The Dylatov Pass Incident is a good case in point. I still maintain that hypothermia, paradoxical undressing, panic, scavenging animals, poor forensics, and post event weird detail embellishment provide a satisfactory, if not compelling, prosaic explanation. A number of commenters vociferously defend the position that something weird has to be involved. Well, maybe. I even started writing a post addressing some of the points raised, but ultimately decided it was a waste of time. It’s like arguing with 9/11 Truthers, they can’t even concede that there might be other explanations than their’s, which doesn’t leave a lot of room for debate.

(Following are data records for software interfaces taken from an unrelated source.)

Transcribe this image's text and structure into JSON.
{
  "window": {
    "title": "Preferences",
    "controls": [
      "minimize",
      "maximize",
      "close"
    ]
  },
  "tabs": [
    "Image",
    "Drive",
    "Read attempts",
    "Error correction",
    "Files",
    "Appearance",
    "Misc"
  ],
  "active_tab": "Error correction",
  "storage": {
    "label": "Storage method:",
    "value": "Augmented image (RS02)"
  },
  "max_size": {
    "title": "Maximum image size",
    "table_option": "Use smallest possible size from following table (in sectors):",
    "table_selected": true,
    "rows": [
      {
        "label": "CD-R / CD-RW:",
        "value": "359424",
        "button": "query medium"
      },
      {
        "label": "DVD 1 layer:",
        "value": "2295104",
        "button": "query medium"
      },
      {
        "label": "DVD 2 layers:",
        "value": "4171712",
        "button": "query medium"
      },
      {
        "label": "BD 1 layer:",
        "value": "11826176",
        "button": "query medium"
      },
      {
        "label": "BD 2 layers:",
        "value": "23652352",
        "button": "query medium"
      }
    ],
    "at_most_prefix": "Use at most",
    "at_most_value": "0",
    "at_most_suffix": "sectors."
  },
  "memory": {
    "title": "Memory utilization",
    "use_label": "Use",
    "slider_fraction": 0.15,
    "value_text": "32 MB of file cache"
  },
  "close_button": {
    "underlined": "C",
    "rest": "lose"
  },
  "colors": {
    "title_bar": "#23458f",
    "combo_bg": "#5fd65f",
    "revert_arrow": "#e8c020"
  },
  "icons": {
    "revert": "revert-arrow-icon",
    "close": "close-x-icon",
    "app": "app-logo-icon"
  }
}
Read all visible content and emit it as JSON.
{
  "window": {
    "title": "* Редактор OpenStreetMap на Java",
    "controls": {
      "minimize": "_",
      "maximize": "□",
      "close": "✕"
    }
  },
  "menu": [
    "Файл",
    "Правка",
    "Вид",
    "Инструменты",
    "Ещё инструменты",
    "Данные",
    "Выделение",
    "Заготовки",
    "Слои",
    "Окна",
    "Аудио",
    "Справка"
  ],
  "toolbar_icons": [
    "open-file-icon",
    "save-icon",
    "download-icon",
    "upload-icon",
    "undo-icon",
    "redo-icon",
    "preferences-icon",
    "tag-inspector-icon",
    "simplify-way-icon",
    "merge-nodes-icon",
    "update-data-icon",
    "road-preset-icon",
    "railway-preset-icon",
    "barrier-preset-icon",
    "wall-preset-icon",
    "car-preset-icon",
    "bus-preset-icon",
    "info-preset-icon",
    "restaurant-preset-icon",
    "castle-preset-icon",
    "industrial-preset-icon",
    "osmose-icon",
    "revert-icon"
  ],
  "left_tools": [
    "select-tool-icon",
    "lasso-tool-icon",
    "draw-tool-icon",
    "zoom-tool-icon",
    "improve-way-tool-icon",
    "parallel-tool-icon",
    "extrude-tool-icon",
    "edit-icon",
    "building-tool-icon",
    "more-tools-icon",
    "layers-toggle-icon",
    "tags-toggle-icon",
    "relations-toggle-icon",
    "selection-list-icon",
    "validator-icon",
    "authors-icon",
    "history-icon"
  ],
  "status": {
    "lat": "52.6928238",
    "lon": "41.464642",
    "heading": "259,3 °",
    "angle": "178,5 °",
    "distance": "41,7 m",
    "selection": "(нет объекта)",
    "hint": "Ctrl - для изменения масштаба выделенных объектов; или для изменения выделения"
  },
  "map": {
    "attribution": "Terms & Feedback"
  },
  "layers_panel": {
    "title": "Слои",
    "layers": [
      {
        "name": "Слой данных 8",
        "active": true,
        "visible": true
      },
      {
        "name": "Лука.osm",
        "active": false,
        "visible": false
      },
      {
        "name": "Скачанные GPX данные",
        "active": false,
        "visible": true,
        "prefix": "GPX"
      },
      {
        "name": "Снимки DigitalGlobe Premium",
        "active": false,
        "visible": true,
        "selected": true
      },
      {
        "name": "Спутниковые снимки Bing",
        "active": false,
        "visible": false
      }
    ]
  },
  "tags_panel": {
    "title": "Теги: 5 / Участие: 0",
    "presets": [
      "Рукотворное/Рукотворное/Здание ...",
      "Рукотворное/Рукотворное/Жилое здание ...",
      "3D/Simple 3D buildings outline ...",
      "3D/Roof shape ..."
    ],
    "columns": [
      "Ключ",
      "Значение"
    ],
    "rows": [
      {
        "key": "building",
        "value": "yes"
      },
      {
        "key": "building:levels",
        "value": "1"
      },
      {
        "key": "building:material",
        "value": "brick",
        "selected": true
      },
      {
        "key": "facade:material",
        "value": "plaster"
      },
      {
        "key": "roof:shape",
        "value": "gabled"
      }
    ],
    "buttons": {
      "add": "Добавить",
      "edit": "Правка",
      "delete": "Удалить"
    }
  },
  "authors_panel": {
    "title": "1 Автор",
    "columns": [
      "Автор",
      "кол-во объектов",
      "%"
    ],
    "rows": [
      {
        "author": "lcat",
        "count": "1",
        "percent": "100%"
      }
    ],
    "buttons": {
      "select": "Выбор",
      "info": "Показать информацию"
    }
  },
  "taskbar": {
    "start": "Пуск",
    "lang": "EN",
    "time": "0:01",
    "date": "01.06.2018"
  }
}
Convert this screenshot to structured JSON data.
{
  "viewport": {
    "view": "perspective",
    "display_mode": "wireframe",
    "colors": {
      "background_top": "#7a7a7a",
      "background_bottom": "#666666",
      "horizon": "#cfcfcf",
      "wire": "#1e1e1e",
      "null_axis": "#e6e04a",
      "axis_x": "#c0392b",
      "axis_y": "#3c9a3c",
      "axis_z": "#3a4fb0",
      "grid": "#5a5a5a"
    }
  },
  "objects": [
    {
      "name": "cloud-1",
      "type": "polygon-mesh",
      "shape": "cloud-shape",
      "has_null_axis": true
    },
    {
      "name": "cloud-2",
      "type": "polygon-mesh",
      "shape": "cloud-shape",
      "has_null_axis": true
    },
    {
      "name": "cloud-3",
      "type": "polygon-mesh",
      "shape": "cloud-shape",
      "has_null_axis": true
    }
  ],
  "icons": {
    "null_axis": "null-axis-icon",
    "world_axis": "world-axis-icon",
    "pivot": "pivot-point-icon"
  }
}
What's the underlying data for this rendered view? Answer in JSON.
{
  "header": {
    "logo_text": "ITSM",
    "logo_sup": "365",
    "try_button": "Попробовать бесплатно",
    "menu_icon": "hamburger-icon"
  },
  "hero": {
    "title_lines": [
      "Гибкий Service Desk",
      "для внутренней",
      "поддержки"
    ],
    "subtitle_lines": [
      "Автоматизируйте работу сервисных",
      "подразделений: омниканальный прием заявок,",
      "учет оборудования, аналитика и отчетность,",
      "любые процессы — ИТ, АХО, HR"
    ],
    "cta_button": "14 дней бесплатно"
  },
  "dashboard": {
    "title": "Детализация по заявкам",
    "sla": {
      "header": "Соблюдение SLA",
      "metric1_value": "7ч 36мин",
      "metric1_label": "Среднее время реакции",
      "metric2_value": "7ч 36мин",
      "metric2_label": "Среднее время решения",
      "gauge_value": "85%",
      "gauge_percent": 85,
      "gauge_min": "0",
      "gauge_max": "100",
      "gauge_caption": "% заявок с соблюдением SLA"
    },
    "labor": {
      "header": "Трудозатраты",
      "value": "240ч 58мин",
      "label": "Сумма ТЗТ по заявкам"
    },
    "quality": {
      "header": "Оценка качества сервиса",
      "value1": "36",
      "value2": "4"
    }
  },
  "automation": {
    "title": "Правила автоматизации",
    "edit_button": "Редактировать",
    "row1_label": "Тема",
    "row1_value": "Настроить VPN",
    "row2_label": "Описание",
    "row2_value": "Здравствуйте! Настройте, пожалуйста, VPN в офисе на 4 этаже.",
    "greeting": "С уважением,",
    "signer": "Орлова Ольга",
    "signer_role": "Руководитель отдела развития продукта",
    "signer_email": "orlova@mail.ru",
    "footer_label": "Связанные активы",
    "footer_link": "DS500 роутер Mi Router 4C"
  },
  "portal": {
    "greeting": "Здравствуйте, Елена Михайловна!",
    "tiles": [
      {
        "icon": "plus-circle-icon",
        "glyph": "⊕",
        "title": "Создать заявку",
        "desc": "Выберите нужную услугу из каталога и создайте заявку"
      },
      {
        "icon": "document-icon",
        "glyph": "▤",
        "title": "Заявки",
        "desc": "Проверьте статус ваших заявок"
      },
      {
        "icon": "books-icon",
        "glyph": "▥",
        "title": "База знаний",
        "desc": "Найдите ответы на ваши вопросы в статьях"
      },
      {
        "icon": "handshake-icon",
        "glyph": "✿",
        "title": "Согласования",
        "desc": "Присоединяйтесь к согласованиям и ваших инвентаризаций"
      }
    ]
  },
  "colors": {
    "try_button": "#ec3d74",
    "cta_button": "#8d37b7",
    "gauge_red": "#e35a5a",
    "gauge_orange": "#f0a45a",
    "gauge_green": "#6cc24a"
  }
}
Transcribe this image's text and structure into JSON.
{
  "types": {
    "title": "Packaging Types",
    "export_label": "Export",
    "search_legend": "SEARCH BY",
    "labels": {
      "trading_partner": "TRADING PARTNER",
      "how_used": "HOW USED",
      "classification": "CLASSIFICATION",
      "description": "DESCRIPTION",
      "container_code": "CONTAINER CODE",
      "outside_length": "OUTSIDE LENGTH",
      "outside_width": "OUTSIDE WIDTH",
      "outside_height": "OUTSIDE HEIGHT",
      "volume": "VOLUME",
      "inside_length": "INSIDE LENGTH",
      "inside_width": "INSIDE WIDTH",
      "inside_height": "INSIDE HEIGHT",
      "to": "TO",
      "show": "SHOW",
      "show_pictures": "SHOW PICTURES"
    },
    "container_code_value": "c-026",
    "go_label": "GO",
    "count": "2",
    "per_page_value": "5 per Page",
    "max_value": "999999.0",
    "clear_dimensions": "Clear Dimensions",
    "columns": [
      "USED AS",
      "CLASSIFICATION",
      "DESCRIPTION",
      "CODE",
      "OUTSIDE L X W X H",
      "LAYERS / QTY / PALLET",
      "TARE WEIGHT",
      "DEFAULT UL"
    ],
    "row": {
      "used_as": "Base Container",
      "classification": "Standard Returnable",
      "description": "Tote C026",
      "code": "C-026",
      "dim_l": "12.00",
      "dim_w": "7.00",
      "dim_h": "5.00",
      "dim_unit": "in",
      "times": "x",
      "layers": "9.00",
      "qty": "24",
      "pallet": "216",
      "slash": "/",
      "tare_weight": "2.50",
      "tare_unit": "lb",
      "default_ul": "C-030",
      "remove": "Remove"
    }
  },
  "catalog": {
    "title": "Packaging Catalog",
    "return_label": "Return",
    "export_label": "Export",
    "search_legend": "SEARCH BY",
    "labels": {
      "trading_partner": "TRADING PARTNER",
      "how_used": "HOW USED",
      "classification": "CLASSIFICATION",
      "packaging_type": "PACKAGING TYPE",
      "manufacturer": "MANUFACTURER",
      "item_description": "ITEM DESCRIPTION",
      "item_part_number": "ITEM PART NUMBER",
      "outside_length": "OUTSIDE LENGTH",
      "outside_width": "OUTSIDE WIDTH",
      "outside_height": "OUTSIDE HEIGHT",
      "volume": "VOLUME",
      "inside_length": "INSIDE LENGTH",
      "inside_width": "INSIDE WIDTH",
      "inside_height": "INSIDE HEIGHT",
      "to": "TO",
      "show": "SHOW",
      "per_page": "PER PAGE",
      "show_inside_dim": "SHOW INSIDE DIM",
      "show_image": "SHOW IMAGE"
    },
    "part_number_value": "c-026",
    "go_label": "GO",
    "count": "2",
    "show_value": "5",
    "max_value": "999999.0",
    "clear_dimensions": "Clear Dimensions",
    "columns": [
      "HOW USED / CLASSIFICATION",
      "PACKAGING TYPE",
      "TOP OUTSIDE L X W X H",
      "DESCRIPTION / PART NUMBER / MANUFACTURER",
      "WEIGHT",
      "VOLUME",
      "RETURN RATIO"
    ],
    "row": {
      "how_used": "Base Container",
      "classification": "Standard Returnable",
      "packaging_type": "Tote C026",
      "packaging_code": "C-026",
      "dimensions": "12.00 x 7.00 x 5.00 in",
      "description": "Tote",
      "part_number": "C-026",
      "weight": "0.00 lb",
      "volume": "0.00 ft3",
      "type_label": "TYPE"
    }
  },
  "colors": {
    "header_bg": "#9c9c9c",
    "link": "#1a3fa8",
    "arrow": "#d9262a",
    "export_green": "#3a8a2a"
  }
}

Sometimes people leave comments of prodigious length. I guess I’m glad people are so inspired by my writing to write such comments. Usually I read all comments, but in some cases, it’s just too much (the zenpadiso comments.) Or just too weird (Richard, at the end of the comments.) Sometimes people personally involved in events I describe have chimed in. I can only be flattered in such cases. In the Lawndale Thunderbird case a family member added some details, maybe undocumented details, I don’t know. And even if people are pretending to be personally involved in the case, that’s flattering too.
Well, crap, only half a post. I have dozens of draft posts that only made it to half a post before I realized there wasn’t a full post’s worth of material to write about. Even less in many cases. A personal failing really, since a good writer should be able to make anything interesting. Back in the day when I was a corporate drone, I once caught my assistant stuffing a bunch of my office memos into her purse. I was like, oh, taking our work home with you? She said no, her boyfriend really liked my writing style, so she brought him everything I wrote. Hopefully he eventually found my blog, or maybe he had a thing about office memos. I never write those any more. One of them got me fired, honesty is not appreciated in the corporate environment. Well, maybe it’s appreciated by some, but the lying ass-kissers get the promotions most of the time.
There’s been a recent codicil to the Hopkinsville Goblins case. Don’t read about it here. Don’t read about it because it’s just a contemporary account with no empirical evidence except footprints. Helpfully illustrated above. I’m sure I could find images of Bigfoot footprints too. It’s gonna take a carcass to convince me, not footprints. I mention it because it makes the supposition that the goblins are real, and are some sort of cave dwelling species. Could the Hopkinsville Goblins be some sort of cave dwelling humanoid? Well, Kentucky has a lot of caves, and we know that all sorts of creatures have evolved in very odd ways in caves. And Flores Man shows that humans can indeed evolve in odd ways in odd environments. Could there be a Homo hopkinsvillean man species that occasionally emerges from caves to torment humans? It’s more likely than aliens emerging from UFOs, I’ll grant that.
Which, frankly, isn’t granting much. This new Hopkinsville story neatly demonstrates one of the problems with these sorts of stories. As soon as the original story hits the fan, all sorts of embellishment is added by other people. So so many stories about weird events turn into far more prosaic (if still interesting events) when the post-event craptacular details are omitted. Roswell, Kecksburg, Flight 19, Dylatov Pass, Jocko, and indeed Hopkinsville fall into this sad category. Just for starters.
Nonetheless there are still any number of mysteries to write about. Suggestions always welcome.
(The above image is claimed as Fair Use under US copyright law. Credit and copyright, well, it’s pretty clear on the image itself. If it had five toes or even four, I’d be more impressed. Three? Give me a break.)